While sports betting has only been up and running for less than a week in Ohio, the state’s gambling regulator has been busy taking enforcement action over various marketing-related failings. The Ohio Casino Control Commission (OCCC) has issued notices of violation to BetMGM, Caesars, and DraftKings for allegedly violating state laws relating to advertising and promoting sports betting in the state.
The OCCC wants to issue a $150,000 fine to each of the operators.
The OCCC wants to issue a $150,000 fine to each of the operators. They allegedly ran ads across numerous mediums that did not include the necessary responsible gambling message.
They also used terms such as “risk-free” and “free” when promoting bonus offers that actually required people to risk their own money. All gambling-related marketing materials in Ohio need to “clearly and conspicuously” contain a message aimed at preventing problem gambling, as well as provide a helpline number.
Taking no prisoners
Each operator is granted a hearing and due process for the allegations. During a public meeting, the OCCC will hold a vote regarding any potential action against the operators.
In a press release regarding violations, OCCC executive director Matthew Schuler said: “These repeated violations leave the Commission no choice but to pursue administrative action to bring operators into compliance.” He noted that sportsbook operators had received many reminders of the standards they must adhere to when promoting their products.
The OCCC is certainly taking an active approach to make sure that sportsbook operators follow the rules and regulations to the letter of the law. In addition to the latest potential penalties, the commission took action against two operators before Ohio’s sports betting industry even launched.
DraftKings had already received a notice of violation in Ohio last week. The OCCC wants to fine the prominent operator $350,000 for allegedly mailing about 2,500 ads directly to people who are underage. Penn Entertainment’s Barstool Sports betting brand was alleged to have broken rules regarding promoting gambling on a college campus and/or to people younger than 21 years old and is facing a $250,000 fine.
will continue to closely monitor gambling-related marketing
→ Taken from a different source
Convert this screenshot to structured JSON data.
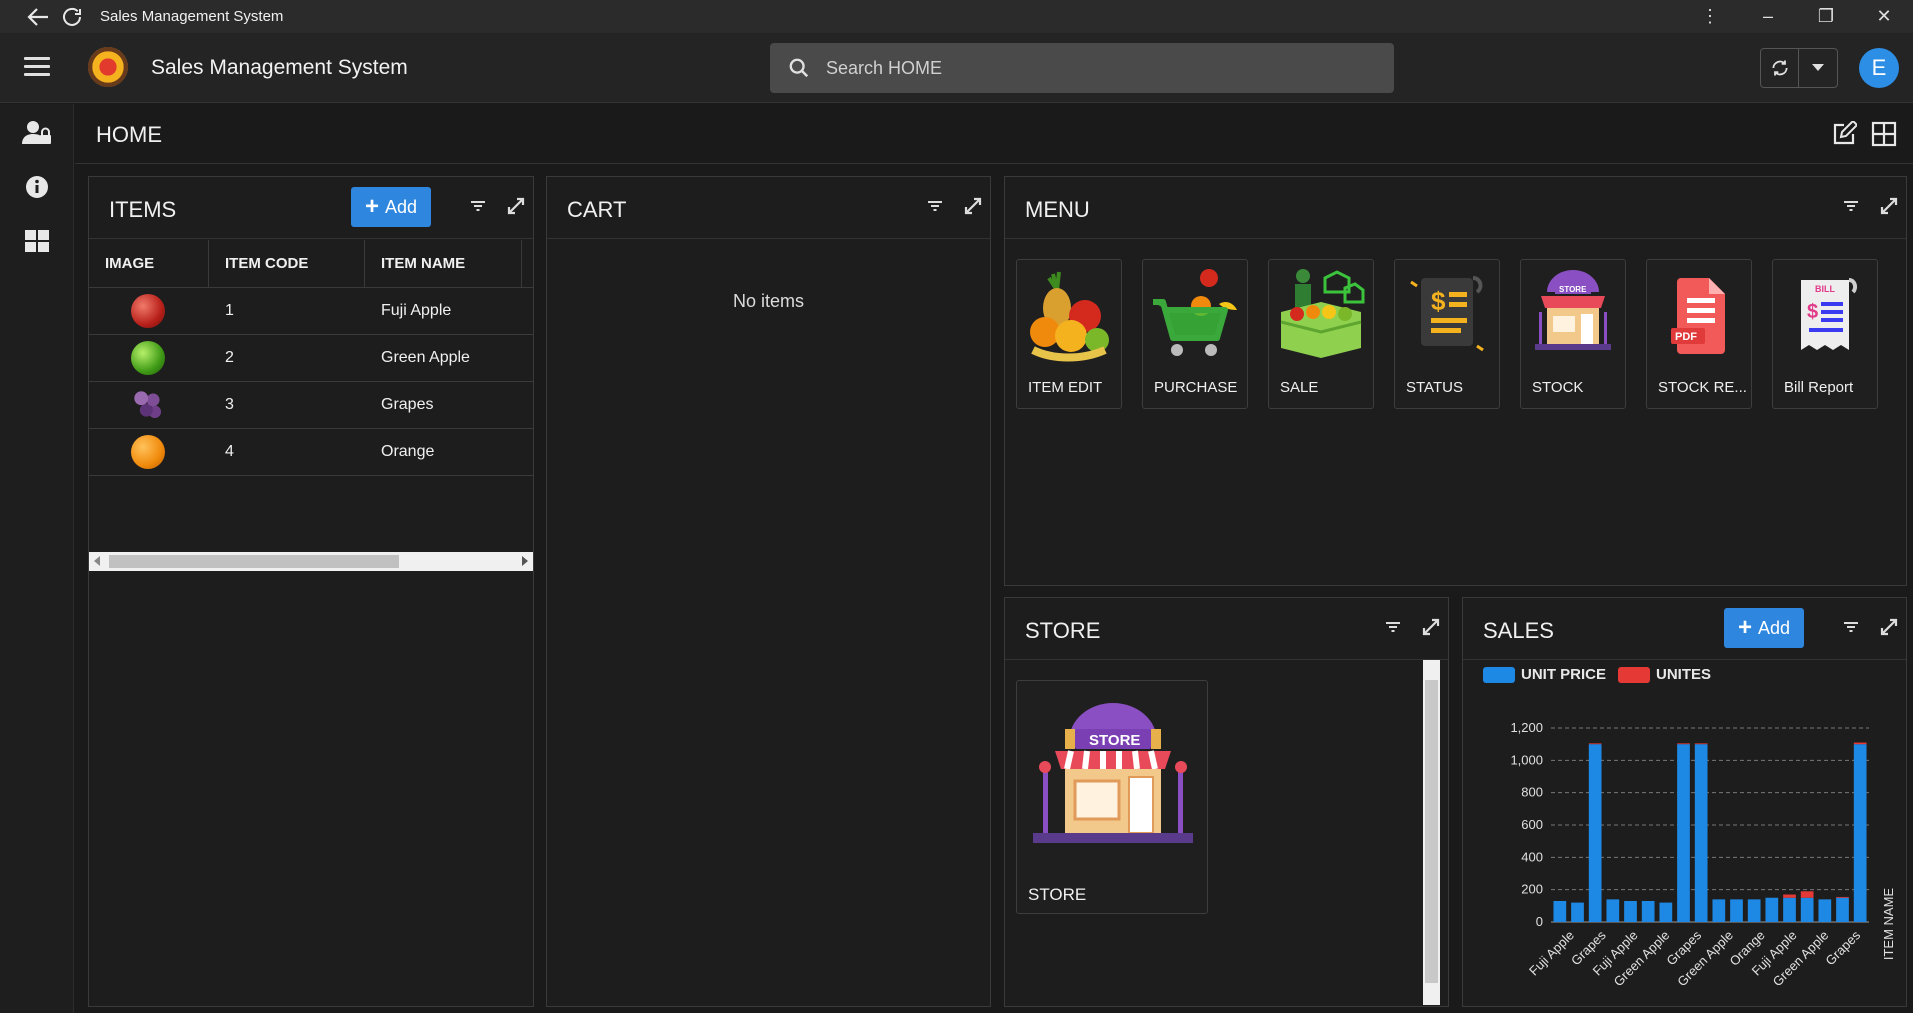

Following the announcement of these violations, Ohio Governor Mike DeWine expressed his unhappiness with the behavior of operators, saying that they had crossed a line in their advertising. He underlined that the OCCC and the governor’s office will continue to closely monitor gambling-related marketing.